“I think a key takeaway from the pandemic should be to treat each day as it could be your last. I know for me personally at the start of the pandemic, I was terrified that I would lose somebody close to me or I wouldn’t make it out the other side myself. Nobody saw this coming, nobody could have predicted the impact it had on the world and what’s to stop something like this happening again you know?
“We have a responsibility to make the most of our lives and treat the people around us with the respect they deserve regardless of race, religion, or sex. If you are not adding value to the world around you then something’s gotta give. We have seen first hand that our world leaders are out for themselves in times of crisis, so it is our responsibility to look after each other or we literally have nothing.”
Musically, we’ve talked about the Midlands being a hugely influential area for heavy music but one name that does pop up is Gallows. Do you think that is a fair comparison and are they a big influence?
“Absolutely! Gallows for me personally were, and still are a huge influence for me. Orchestra of Wolves set the bar for modern UK hardcore punk and then to follow that up with Grey Britain, a record that voiced the cracks in our society at the time and the anger and frustration that comes with that. You can see a common theme here! You can imagine my excitement when we joined Venn Records, the now home of Gallows and headed up by Lags himself!”
The original punk/hardcore sound came out of rebellion, what do punk and hardcore mean to you in 2021?
“I think that is still very much a theme for punk in 2021, but I think more importantly it is about the sense of community. Our vibrant society in 2021 means that we are surrounded by different religions, races, and social backgrounds and every individual is facing different challenges day-to-day.
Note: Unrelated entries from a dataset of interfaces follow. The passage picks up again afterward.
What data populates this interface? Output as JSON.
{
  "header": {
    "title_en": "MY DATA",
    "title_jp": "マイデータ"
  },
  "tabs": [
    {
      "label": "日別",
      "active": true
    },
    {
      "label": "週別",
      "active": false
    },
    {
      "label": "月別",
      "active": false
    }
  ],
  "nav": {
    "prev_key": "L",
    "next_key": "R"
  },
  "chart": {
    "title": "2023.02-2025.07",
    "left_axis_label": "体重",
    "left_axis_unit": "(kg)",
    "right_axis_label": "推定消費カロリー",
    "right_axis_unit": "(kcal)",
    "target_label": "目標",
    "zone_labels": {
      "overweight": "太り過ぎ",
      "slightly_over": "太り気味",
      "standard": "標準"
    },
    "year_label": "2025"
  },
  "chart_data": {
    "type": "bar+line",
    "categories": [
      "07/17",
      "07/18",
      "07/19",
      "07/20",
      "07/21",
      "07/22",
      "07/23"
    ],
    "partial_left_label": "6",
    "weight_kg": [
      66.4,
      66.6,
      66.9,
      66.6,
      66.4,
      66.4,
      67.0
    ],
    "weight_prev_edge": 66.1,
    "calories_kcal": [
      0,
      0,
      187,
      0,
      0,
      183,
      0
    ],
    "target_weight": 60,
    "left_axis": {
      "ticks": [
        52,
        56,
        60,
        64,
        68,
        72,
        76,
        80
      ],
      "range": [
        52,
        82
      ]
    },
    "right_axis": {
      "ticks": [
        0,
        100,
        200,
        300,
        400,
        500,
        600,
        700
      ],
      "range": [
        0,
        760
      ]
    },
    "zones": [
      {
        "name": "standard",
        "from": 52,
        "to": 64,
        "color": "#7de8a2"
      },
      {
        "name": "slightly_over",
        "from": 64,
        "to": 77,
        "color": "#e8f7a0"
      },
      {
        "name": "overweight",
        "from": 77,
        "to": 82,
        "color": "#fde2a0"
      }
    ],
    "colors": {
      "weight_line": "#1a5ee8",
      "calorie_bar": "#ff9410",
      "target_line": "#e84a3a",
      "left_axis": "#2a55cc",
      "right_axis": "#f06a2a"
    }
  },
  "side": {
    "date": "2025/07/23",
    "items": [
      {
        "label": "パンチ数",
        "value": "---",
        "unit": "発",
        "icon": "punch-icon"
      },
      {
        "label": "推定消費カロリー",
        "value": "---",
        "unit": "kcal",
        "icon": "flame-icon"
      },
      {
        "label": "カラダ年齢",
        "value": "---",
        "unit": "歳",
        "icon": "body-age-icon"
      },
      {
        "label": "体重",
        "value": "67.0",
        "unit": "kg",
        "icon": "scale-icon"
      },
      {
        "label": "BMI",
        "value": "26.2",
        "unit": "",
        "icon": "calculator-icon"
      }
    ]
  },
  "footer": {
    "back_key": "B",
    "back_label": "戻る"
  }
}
Punk rock in 2021 is a place where anybody, regardless of your beliefs, can forget about your problems knowing that the person next to you is having an equally rough time, and join together in a cathartic middle finger to the world around us.”
It’s been a long road to get to this point so, now the album is finally out, what are your touring plans?
“We have recently joined the Marshall Live Agency and we have put together a pretty exciting plan for touring in 2021/22. But for now, that’s all I’m going to say!”
Just wrapping things up then, looking back, how would you sum up 2021 for you and what are your plans for 2022?
“2021 for us a band was huge! We just remained focused on the things we had control over, like the record for example, and gave it our all. Had we not had this extra time and thought space we probably wouldn’t be in the position we are now going into 2022 working with Venn Records and Marshall. The sky is the limit really, the reception our debut record has had so far has given us the confidence that we can take on the world and make up for lost touring time in 2020!”
Thanks again for your time and good luck with the album. Over to you to wrap this up…
“Thank you for having us!! All I would say is if you haven’t heard the record yet, do it, you’ll love it! We have two record release shows, 26th of November in Birmingham and 30th of November in London. Come and see for yourself what we’re all about.”
Read our review of Last Hounds new album Burden, out now on Venn Records.